The goal of tyre balance is to distribute weight equally around the entire circumference of the tyre. Wheels that are out-of-balance can cause uncomfortable vibrations while driving. It also results in premature wear of suspension and steering components, rotating parts, and tyres.
As part of routine vehicle maintenance, drivers should seek to balance the tyres on their vehicle after every 5,000-10,000 km travelled, or after 1-2 years (whichever comes first).
Also, it’s worth balancing the tyres and wheels when:
- Buying new tyres, rims, or wheels;
- Rotating the tyres;
- Repairing the tyres;
- The car hits a large pothole.
Another thing to remember; tyre balance is entirely different to wheel alignment, though the two concepts are sometimes confused. Aligning a set of wheels entails adjusting their angles so that they’re parallel to each other and perpendicular to the ground.
Knowing the signs of imbalance

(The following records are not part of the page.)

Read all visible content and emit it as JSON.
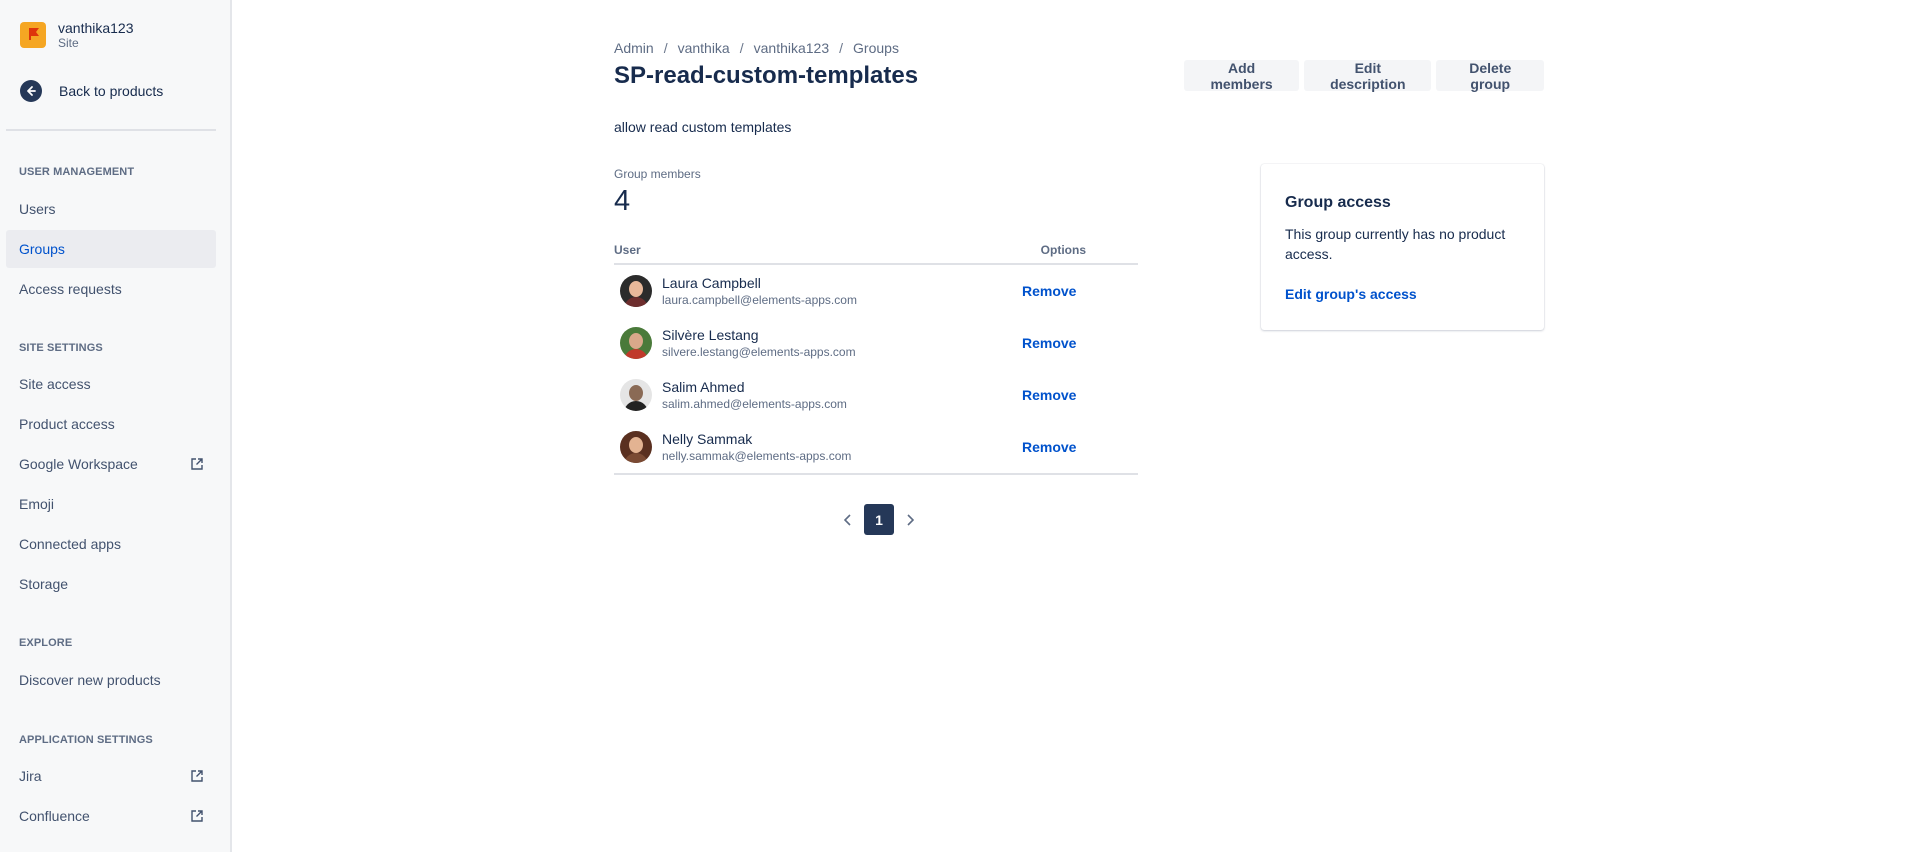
{
  "sidebar": {
    "site_name": "vanthika123",
    "site_type": "Site",
    "back_label": "Back to products",
    "sections": {
      "user_management": "USER MANAGEMENT",
      "site_settings": "SITE SETTINGS",
      "explore": "EXPLORE",
      "application_settings": "APPLICATION SETTINGS"
    },
    "items": {
      "users": "Users",
      "groups": "Groups",
      "access_requests": "Access requests",
      "site_access": "Site access",
      "product_access": "Product access",
      "google_workspace": "Google Workspace",
      "emoji": "Emoji",
      "connected_apps": "Connected apps",
      "storage": "Storage",
      "discover": "Discover new products",
      "jira": "Jira",
      "confluence": "Confluence"
    },
    "active_item": "Groups"
  },
  "breadcrumb": [
    "Admin",
    "vanthika",
    "vanthika123",
    "Groups"
  ],
  "page": {
    "title": "SP-read-custom-templates",
    "description": "allow read custom templates",
    "members_label": "Group members",
    "members_count": "4"
  },
  "actions": {
    "add_members": "Add members",
    "edit_description": "Edit description",
    "delete_group": "Delete group"
  },
  "table": {
    "col_user": "User",
    "col_options": "Options",
    "rows": [
      {
        "name": "Laura Campbell",
        "email": "laura.campbell@elements-apps.com",
        "action": "Remove"
      },
      {
        "name": "Silvère Lestang",
        "email": "silvere.lestang@elements-apps.com",
        "action": "Remove"
      },
      {
        "name": "Salim Ahmed",
        "email": "salim.ahmed@elements-apps.com",
        "action": "Remove"
      },
      {
        "name": "Nelly Sammak",
        "email": "nelly.sammak@elements-apps.com",
        "action": "Remove"
      }
    ]
  },
  "pagination": {
    "current_page": "1"
  },
  "access_card": {
    "title": "Group access",
    "body": "This group currently has no product access.",
    "link": "Edit group's access"
  },
  "colors": {
    "link": "#0052cc",
    "nav_active_bg": "#ebecf0",
    "sidebar_bg": "#f7f8f9",
    "page_number_bg": "#253858",
    "logo_bg": "#f5a623"
  }
}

Tyre imbalance can develop over time as the tyre tread wears down through regular use and the distribution of weight changes. Subjecting the tyres to excessive stress by driving on poor roads, hard braking and cornering may hasten matters further.
When one or more tyres are out-of-balance on your vehicle, there are several common indicators:
- The car experiences vibration at high speeds;
- There’s uneven wear on the tread;
- There’s an increase in fuel consumption;
- There are issues with the suspension.
If you notice one or more of these symptoms – even if the tyres are relatively new – then it’s possible your car has an imbalanced tyre.
Source: Continental Tyres South Africa